Stored items
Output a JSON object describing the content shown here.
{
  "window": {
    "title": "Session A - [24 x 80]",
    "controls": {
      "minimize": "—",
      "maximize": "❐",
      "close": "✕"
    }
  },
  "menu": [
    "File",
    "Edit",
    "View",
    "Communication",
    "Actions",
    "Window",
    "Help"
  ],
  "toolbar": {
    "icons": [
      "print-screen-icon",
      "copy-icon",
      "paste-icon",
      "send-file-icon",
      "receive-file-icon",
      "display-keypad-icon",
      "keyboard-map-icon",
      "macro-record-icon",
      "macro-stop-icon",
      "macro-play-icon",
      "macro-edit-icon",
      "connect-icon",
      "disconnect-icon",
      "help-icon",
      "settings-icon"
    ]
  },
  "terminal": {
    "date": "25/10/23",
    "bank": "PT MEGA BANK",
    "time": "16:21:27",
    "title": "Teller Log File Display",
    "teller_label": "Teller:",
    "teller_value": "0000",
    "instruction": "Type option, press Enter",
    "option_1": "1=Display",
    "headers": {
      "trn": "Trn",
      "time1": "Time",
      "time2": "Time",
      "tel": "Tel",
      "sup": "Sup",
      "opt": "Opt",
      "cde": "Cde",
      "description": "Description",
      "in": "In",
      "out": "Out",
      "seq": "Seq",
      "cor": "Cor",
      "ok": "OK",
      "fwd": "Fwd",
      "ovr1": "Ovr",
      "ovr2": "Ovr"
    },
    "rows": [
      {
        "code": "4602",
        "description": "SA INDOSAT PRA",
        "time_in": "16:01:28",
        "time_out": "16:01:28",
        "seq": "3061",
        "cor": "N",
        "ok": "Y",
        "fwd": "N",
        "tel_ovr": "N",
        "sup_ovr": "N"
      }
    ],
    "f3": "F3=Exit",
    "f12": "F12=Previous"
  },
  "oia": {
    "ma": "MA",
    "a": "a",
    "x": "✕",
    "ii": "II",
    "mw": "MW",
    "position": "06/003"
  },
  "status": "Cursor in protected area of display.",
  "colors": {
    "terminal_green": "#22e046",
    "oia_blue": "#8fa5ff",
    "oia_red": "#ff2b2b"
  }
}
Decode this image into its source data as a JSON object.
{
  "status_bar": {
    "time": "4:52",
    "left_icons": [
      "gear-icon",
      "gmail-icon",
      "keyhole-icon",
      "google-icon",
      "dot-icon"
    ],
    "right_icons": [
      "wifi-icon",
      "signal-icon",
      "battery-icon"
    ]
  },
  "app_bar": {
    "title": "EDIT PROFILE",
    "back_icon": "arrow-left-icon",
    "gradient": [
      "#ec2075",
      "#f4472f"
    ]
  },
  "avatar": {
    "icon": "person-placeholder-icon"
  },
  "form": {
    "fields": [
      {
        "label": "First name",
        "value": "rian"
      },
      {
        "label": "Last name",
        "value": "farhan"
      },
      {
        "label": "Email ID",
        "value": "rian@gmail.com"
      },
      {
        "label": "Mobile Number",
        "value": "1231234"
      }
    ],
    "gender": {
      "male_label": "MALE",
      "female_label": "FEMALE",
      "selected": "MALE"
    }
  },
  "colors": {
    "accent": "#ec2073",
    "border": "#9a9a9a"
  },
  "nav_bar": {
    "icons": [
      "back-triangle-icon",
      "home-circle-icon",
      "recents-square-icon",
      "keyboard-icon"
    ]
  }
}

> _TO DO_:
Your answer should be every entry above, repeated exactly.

> _SOLUTION TO THE EXERCISE_:
Output a JSON object describing the content shown here.
{
  "window": {
    "title": "Session A - [24 x 80]",
    "controls": {
      "minimize": "—",
      "maximize": "❐",
      "close": "✕"
    }
  },
  "menu": [
    "File",
    "Edit",
    "View",
    "Communication",
    "Actions",
    "Window",
    "Help"
  ],
  "toolbar": {
    "icons": [
      "print-screen-icon",
      "copy-icon",
      "paste-icon",
      "send-file-icon",
      "receive-file-icon",
      "display-keypad-icon",
      "keyboard-map-icon",
      "macro-record-icon",
      "macro-stop-icon",
      "macro-play-icon",
      "macro-edit-icon",
      "connect-icon",
      "disconnect-icon",
      "help-icon",
      "settings-icon"
    ]
  },
  "terminal": {
    "date": "25/10/23",
    "bank": "PT MEGA BANK",
    "time": "16:21:27",
    "title": "Teller Log File Display",
    "teller_label": "Teller:",
    "teller_value": "0000",
    "instruction": "Type option, press Enter",
    "option_1": "1=Display",
    "headers": {
      "trn": "Trn",
      "time1": "Time",
      "time2": "Time",
      "tel": "Tel",
      "sup": "Sup",
      "opt": "Opt",
      "cde": "Cde",
      "description": "Description",
      "in": "In",
      "out": "Out",
      "seq": "Seq",
      "cor": "Cor",
      "ok": "OK",
      "fwd": "Fwd",
      "ovr1": "Ovr",
      "ovr2": "Ovr"
    },
    "rows": [
      {
        "code": "4602",
        "description": "SA INDOSAT PRA",
        "time_in": "16:01:28",
        "time_out": "16:01:28",
        "seq": "3061",
        "cor": "N",
        "ok": "Y",
        "fwd": "N",
        "tel_ovr": "N",
        "sup_ovr": "N"
      }
    ],
    "f3": "F3=Exit",
    "f12": "F12=Previous"
  },
  "oia": {
    "ma": "MA",
    "a": "a",
    "x": "✕",
    "ii": "II",
    "mw": "MW",
    "position": "06/003"
  },
  "status": "Cursor in protected area of display.",
  "colors": {
    "terminal_green": "#22e046",
    "oia_blue": "#8fa5ff",
    "oia_red": "#ff2b2b"
  }
}
Decode this image into its source data as a JSON object.
{
  "status_bar": {
    "time": "4:52",
    "left_icons": [
      "gear-icon",
      "gmail-icon",
      "keyhole-icon",
      "google-icon",
      "dot-icon"
    ],
    "right_icons": [
      "wifi-icon",
      "signal-icon",
      "battery-icon"
    ]
  },
  "app_bar": {
    "title": "EDIT PROFILE",
    "back_icon": "arrow-left-icon",
    "gradient": [
      "#ec2075",
      "#f4472f"
    ]
  },
  "avatar": {
    "icon": "person-placeholder-icon"
  },
  "form": {
    "fields": [
      {
        "label": "First name",
        "value": "rian"
      },
      {
        "label": "Last name",
        "value": "farhan"
      },
      {
        "label": "Email ID",
        "value": "rian@gmail.com"
      },
      {
        "label": "Mobile Number",
        "value": "1231234"
      }
    ],
    "gender": {
      "male_label": "MALE",
      "female_label": "FEMALE",
      "selected": "MALE"
    }
  },
  "colors": {
    "accent": "#ec2073",
    "border": "#9a9a9a"
  },
  "nav_bar": {
    "icons": [
      "back-triangle-icon",
      "home-circle-icon",
      "recents-square-icon",
      "keyboard-icon"
    ]
  }
}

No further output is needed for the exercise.